-- WORK TO BE COMPLETED --
Please copy each line of the listing that includes the string "true".

-- INFORMATION PROVIDED --

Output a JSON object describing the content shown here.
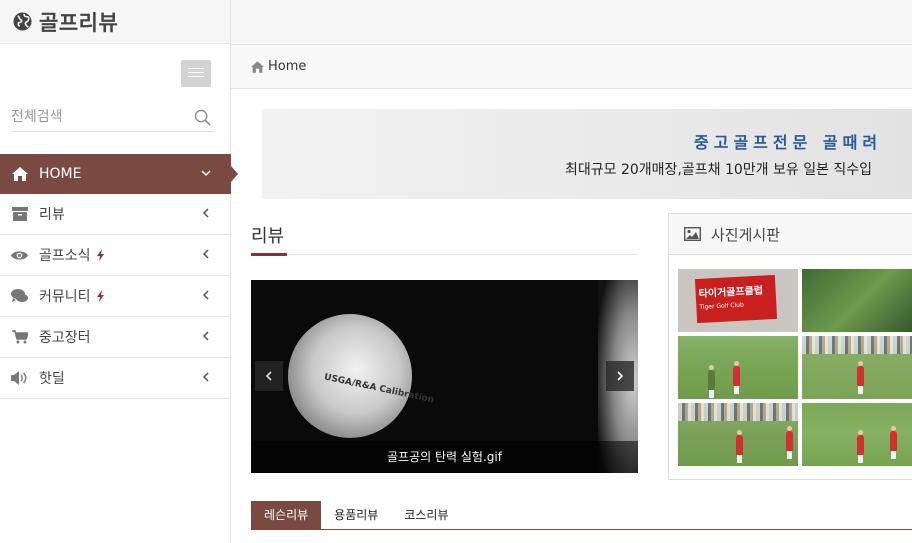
{
  "brand": {
    "title": "골프리뷰",
    "icon": "globe-icon"
  },
  "sidebar": {
    "toggle_icon": "menu-toggle-icon",
    "search": {
      "placeholder": "전체검색",
      "icon": "search-icon"
    },
    "items": [
      {
        "label": "HOME",
        "icon": "home-icon",
        "active": true,
        "new": false,
        "chevron": "chevron-down-icon"
      },
      {
        "label": "리뷰",
        "icon": "archive-icon",
        "active": false,
        "new": false,
        "chevron": "chevron-left-icon"
      },
      {
        "label": "골프소식",
        "icon": "eye-icon",
        "active": false,
        "new": true,
        "chevron": "chevron-left-icon"
      },
      {
        "label": "커뮤니티",
        "icon": "comments-icon",
        "active": false,
        "new": true,
        "chevron": "chevron-left-icon"
      },
      {
        "label": "중고장터",
        "icon": "cart-icon",
        "active": false,
        "new": false,
        "chevron": "chevron-left-icon"
      },
      {
        "label": "핫딜",
        "icon": "volume-icon",
        "active": false,
        "new": false,
        "chevron": "chevron-left-icon"
      }
    ]
  },
  "breadcrumb": {
    "label": "Home"
  },
  "banner": {
    "line1": "중고골프전문 골때려",
    "line2": "최대규모 20개매장,골프채 10만개 보유 일본 직수입"
  },
  "review": {
    "title": "리뷰",
    "slide_caption": "골프공의 탄력 실험.gif",
    "ball_print": "USGA/R&A Calibration"
  },
  "tabs": [
    {
      "label": "레슨리뷰",
      "active": true
    },
    {
      "label": "용품리뷰",
      "active": false
    },
    {
      "label": "코스리뷰",
      "active": false
    }
  ],
  "photo_board": {
    "title": "사진게시판",
    "sign_text": "타이거골프클럽",
    "sign_sub": "Tiger Golf Club"
  },
  "colors": {
    "accent": "#7a4a42",
    "underline": "#8b2f3e",
    "banner_text": "#2a5a9a"
  }
}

-- OUTPUT OF THE EXERCISE --
        "active": true,
        "new": true,
        "new": true,
      "active": true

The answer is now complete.